Israel’s facts on the ground, created by companies like Leviev’s, make the two-state solution impossible, resulting in a de facto one-state solution, in which half the population lives under apartheid-like conditions – contradicting Israel’s proclaimed democracy. Having raised this issue in petitions and pressure on Israel’s architects and construction industry, Architects and Planners for Justice in Palestine has protested at Leviev’s Bond Street jewelry boutique, in conjunction with Adalah-NY, which has also carried out a series of protests at Leviev’s Madison Avenue store in New York. These actions respond to a call for a boycott of Leviev’s companies issued by the villages of Jayyous and Bil’in – a call that has also been taken up by US and Israel-based peace groups and the Palestinian Boycott National Committee, which represents 171 Palestinian civil society organisations.

Yet the British government seems to be immune to taking positive action. In late June, after three Israeli settler leaders were invited to the Tel Aviv home of the UK ambassador, Tom Phillips, for the Queen’s birthday, Crispin Blunt MP sent a blistering protest letter to Foreign Office minister Kim Howells. “Entertaining the pioneers of this colonisation movement has certainly given the strong impression that Britain tacitly endorses it or no longer objects to it,” demonstrating a “weakening in the government’s long-held position that settlements were illegal and an obstacle to peace”.

Blunt demanded that British taxpayers’ money should not be “spent entertaining those who violate the Fourth Geneva Conventions and whose very presence has been an obstacle to a vital and much needed peace deal in the Middle East”. Kim Howells responded that the settlers’ presence “was not helpful” and that they would not receive such invitations again.

Rewarding Leviev with the contract for our new embassy shows that Her Majesty’s government is not serious about stopping Israeli settlements.
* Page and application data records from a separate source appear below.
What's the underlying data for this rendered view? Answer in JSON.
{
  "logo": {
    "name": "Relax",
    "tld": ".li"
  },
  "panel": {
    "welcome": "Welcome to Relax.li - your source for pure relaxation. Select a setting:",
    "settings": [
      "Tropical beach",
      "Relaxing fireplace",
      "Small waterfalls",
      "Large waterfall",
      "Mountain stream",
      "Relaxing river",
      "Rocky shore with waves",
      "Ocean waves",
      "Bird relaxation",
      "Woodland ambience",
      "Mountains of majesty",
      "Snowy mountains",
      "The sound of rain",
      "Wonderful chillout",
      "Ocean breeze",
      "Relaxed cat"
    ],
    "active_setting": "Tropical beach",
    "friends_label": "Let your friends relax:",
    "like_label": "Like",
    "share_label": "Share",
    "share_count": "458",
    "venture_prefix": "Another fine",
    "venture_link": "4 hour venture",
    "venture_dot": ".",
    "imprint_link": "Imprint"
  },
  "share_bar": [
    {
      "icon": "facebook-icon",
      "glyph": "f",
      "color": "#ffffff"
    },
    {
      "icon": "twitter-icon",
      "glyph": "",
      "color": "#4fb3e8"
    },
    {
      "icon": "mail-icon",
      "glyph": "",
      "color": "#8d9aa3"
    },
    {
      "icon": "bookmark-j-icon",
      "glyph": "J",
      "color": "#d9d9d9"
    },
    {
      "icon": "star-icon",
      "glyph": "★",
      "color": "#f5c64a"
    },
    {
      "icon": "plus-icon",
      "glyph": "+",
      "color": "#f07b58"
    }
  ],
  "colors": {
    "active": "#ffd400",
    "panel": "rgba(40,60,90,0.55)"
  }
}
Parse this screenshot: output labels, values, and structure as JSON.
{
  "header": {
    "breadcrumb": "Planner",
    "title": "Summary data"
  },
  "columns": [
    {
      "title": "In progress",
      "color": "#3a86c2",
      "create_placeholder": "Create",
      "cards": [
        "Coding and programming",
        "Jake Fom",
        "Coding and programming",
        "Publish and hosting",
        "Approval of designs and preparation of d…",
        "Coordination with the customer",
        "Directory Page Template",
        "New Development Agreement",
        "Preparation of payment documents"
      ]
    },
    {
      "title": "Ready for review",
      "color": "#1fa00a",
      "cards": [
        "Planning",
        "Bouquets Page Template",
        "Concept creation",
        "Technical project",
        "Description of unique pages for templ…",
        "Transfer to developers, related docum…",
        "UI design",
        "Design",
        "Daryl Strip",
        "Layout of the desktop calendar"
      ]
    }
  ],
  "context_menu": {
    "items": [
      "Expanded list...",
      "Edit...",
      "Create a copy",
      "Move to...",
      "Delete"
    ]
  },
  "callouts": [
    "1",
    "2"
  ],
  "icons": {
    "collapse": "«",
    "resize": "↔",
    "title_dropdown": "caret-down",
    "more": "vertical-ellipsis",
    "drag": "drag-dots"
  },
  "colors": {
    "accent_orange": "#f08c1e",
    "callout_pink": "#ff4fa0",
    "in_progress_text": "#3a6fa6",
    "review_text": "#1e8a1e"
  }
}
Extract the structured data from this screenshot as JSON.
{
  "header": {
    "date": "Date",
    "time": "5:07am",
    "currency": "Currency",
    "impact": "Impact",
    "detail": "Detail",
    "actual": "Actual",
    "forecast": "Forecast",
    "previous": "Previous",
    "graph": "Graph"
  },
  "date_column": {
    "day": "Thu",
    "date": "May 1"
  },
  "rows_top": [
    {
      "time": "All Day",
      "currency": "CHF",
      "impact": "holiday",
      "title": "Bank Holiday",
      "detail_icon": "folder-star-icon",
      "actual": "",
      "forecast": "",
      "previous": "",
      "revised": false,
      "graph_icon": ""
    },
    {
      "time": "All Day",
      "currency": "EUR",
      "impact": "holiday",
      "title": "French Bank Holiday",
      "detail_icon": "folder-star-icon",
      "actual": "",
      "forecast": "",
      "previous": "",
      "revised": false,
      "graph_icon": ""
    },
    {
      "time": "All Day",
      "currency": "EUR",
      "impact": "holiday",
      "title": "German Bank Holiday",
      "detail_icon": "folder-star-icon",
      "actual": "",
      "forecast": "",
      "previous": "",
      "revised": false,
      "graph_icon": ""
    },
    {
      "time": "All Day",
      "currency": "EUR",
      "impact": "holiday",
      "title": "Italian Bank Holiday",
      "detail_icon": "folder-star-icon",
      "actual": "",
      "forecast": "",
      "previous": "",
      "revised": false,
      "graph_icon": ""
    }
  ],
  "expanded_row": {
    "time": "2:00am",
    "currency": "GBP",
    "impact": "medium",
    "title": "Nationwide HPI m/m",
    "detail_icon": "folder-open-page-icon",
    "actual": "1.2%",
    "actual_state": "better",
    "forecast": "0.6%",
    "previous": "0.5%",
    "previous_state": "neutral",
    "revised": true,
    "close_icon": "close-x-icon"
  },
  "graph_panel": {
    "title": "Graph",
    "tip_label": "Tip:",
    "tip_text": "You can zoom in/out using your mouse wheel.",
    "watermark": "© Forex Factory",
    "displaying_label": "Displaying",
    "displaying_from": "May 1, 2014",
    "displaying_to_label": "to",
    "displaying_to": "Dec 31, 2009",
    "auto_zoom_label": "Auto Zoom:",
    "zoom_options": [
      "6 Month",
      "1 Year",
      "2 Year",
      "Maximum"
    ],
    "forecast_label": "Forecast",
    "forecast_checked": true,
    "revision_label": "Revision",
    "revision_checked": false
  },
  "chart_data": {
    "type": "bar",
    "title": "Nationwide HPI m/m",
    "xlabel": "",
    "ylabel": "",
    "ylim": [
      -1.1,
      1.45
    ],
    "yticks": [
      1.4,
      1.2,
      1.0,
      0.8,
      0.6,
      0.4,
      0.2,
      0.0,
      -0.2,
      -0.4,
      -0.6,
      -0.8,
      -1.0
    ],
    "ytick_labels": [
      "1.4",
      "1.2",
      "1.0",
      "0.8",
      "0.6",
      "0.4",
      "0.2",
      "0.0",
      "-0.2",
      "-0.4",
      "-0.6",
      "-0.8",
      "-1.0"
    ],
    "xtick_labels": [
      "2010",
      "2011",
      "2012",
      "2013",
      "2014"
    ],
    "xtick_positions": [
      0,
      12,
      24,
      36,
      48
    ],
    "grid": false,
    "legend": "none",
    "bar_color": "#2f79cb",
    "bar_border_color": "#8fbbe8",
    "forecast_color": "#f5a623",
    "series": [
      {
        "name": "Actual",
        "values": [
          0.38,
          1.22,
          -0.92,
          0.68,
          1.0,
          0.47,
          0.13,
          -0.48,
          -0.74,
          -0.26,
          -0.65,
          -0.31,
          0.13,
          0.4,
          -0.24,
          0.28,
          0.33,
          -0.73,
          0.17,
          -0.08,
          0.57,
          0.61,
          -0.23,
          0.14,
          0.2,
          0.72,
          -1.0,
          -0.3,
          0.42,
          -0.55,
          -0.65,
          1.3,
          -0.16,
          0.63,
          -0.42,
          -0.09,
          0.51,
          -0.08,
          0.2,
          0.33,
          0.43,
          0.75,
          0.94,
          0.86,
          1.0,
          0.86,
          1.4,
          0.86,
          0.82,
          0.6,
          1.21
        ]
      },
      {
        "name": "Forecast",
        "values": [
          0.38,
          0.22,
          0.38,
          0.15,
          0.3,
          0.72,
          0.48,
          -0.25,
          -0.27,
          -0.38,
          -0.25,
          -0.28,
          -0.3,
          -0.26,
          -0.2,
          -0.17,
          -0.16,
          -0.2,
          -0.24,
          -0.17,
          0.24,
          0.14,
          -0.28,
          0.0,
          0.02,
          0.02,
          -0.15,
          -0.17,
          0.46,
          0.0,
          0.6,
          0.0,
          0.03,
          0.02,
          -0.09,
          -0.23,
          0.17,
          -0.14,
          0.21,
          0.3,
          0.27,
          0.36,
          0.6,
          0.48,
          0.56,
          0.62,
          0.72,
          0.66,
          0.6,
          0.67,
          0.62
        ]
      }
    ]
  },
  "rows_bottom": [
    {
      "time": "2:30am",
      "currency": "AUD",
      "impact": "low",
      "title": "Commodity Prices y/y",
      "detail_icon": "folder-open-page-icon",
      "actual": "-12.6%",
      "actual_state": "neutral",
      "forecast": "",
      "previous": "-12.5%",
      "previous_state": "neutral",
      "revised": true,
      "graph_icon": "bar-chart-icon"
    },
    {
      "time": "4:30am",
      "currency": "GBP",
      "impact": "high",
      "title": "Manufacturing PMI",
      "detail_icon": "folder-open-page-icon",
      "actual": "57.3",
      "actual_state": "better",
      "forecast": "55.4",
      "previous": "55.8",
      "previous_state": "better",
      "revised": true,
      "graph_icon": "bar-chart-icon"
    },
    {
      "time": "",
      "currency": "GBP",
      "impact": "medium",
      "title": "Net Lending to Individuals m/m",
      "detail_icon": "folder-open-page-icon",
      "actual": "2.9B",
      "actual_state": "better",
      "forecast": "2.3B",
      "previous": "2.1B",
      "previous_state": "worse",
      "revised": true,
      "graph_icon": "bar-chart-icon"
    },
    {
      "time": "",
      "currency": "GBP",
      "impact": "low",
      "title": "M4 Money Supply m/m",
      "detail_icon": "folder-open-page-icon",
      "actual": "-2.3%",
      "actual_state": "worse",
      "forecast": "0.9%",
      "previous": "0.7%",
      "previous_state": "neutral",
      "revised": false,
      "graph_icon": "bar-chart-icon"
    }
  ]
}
Rather than mouthing admirable but empty platitudes about freezing settlements, for the sake of all Israelis and Palestinians, let us apply serious sanctions to stop Israel expanding illegal settlements and the Wall, and take our business elsewhere.